When I was a girl of 5, at Christmastime you got dolls and dishes. If you were Jewish, they added potato pancakes and dreidels (spinning tops) sometime in December. But many smog-covered suns have set since those simple days and now I'm a grandmother with a schizophrenic holiday situation a mile wide.
It is, I suspect, a dilemma experienced by thousands of families these days. The increasing rate of mixed marriages, grown children who live great distances from their parents and a Hanukkah date that arrives each year at a different relationship to Christmas, can push a conscientious grandmother right over the brink.
Some determined women, (grandfathers usually refuse to get involved) have arrived at creative solutions of their own. One told me that when the two holidays coincide, she is permitted to hang glittery foil menorahs and Stars of David among the angels and reindeer on her daughter-in-law's Christmas tree. Another makes latkes (potato pancakes) to serve along with the Christmas ham. Sometimes Hanukkah, which is eight days long, surrounds Christmas day. At these times everything hits at once, and the length and volume of gift giving is enough to make the greediest grandchild glaze over with saturation.
This year I thought I had it made. Hanukkah was due to arrive Dec. 26, the day after Christmas, and my family was coming from Minnesota Dec. 4 to the 14th--in a sort of no man's land of the holiday season. The logical thing, therefore, was to take the path of least resistance, mail off a bunch of presents somewhere in the middle of December and let the vagaries of the postal service decide which occasion they were intended to commemorate.
Instead, I decided to rearrange the calendar. I would simply celebrate Hanukkah on Dec. 5, the day after they arrived. Christmas, I figured, could take place on its usual date, since it had too much advance publicity for even my intervention. The 4-year-old, who was my prime indoctrination target, would never know the difference.

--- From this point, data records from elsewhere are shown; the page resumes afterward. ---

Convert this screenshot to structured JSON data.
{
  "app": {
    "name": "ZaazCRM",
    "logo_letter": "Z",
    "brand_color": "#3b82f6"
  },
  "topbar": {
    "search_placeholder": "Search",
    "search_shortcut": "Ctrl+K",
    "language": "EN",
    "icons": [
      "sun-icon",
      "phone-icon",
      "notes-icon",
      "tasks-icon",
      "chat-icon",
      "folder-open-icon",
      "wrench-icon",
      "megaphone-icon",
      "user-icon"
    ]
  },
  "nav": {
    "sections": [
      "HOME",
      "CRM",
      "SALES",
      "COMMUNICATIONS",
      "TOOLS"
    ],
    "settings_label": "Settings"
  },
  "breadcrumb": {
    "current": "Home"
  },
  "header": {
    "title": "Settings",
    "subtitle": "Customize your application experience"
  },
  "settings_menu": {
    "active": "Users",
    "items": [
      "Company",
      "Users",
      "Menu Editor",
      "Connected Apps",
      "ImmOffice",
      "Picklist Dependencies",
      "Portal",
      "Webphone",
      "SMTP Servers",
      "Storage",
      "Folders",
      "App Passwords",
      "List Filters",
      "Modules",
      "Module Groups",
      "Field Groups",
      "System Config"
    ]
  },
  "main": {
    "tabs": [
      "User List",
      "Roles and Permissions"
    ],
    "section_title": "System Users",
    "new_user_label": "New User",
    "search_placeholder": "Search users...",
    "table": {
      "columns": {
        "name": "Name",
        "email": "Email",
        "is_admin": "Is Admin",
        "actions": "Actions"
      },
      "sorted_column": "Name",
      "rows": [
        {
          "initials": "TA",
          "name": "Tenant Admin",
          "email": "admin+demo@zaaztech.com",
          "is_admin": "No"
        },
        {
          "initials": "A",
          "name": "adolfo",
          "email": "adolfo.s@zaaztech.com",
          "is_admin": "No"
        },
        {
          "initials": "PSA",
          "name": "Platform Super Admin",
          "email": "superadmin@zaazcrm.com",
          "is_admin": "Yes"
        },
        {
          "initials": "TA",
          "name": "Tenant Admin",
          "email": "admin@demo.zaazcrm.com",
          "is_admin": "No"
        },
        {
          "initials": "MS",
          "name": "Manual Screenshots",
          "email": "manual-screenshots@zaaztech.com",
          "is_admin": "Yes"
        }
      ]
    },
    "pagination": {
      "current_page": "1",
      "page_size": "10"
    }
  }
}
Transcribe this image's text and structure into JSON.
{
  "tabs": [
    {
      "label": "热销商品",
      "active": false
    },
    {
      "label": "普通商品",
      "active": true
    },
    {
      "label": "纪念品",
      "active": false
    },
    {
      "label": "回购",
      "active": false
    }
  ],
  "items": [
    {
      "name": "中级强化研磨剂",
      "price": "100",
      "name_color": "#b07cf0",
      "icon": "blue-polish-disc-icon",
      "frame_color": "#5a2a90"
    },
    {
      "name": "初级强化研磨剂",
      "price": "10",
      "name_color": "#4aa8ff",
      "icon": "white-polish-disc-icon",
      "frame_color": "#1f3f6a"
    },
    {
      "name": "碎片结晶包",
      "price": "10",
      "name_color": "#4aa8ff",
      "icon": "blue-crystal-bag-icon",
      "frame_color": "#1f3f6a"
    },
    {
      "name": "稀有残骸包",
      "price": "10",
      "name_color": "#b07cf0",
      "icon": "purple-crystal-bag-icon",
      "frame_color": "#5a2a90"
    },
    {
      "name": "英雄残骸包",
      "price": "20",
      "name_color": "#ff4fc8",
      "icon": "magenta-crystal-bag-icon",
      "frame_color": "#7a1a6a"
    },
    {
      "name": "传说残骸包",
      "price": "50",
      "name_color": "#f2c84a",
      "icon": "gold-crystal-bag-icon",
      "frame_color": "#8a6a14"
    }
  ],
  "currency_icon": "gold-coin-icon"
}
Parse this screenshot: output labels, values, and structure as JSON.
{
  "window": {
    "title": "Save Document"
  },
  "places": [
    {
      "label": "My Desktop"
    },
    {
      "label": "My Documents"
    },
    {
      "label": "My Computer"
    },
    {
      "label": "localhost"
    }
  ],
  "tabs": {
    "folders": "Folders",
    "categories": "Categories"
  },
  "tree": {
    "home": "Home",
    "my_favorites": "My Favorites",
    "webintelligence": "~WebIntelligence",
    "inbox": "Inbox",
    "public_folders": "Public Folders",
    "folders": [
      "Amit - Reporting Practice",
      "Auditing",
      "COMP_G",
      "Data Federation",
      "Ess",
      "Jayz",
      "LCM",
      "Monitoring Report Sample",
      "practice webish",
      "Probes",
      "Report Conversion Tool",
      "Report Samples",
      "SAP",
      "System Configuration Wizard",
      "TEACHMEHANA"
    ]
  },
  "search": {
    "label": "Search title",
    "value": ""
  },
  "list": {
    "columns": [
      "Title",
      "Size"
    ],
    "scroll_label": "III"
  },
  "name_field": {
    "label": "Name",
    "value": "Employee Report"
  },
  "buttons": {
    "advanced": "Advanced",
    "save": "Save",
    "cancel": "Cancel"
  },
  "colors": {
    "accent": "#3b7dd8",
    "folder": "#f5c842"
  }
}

Giving myself such short notice created lots of pressure. Presents had to be bought and wrapped, food cooked ahead and frozen, decorations hung. It's not easy to find wrappings appropriate to Hanukkah at the end of November. I had to settle for any design with lots of blue in it, which turned out to be three penguins on an ice floe.
For the two toddlers, who wouldn't be old enough to light candles on the real menorah (a nine-branched candelabrum), I'd ordered soft stuffed menorahs with Velcro flames. In earlier years, before my sons married Catholic girls, I'd always wondered what fanatic would possibly buy such bizarre items. Now I knew.
Despite the fact that the stuffed menorahs didn't arrive on time, (possibly just as well) the Hanukkah festivities went off on schedule. Our 4-year-old, Ben, defying custom, lit all eight candles at once. Though tradition was taking a bit of a beating, the spirit, I hoped, was still intact.
Heading to the kitchen for a last flurry of pre-dinner activity, I was arrested by loud cries coming from the other room. What on earth was going on? I put down a pan and returned to the dining room just in time to hear my daughter-in-law scolding our 4-year-old. "Go to your room," she ordered, "and stay there 'til you're ready to behave!" My grandson, Ben, ran past me in a storm of tears.
I stood at the door nonplussed. On some disciplinary whim, it seemed, the major participant in my artificial Hanukkah was being banished from the scene. My potato pancakes sizzled in the oven. Penguin paper packages waited in the closet. Silver ornaments twinkled and whirled in the candlelight. All was in readiness, and Ben was confined to quarters. A great rage overtook me.
Propelled by fatigue, anxiety and a glass of white wine on an empty stomach, I exploded. "This is my party!" I shouted indignantly. "It's not for you." I pointed at the adults accusingly, like a demented fury. "It's not even for the babies," I waved my spatula at the toddlers who promptly burst into tears. "They're too young to understand! It's for Ben!" By now my eyes were blazing and my family stared at me in open-mouthed amazement. "I don't care what he's done! I want him out here. Right now!" I stomped from the room and burst into tears.
But mixed families have to be infinitely flexible, and after a moment of stunned silence, my understanding daughter-in-law jumped up and joined me in the kitchen. Amid a barrage of mutual hugs, explanations and apologies, she detached me from my apron and soon herded me back to the dining room. Meanwhile, Ben the culprit had quietly reappeared at the table, announced that he was ready to behave and started on his applesauce.
The rest of the party went off without a hitch, as did the rest of the vacation. Oh yes, two days after my family returned to Minnesota, the stuffed menorahs arrived, along with a vast quantity of gold foil-covered chocolate coins, which I'd forgotten about. The menorahs will have to wait till next year, but the chocolate coins I intend to do away with myself.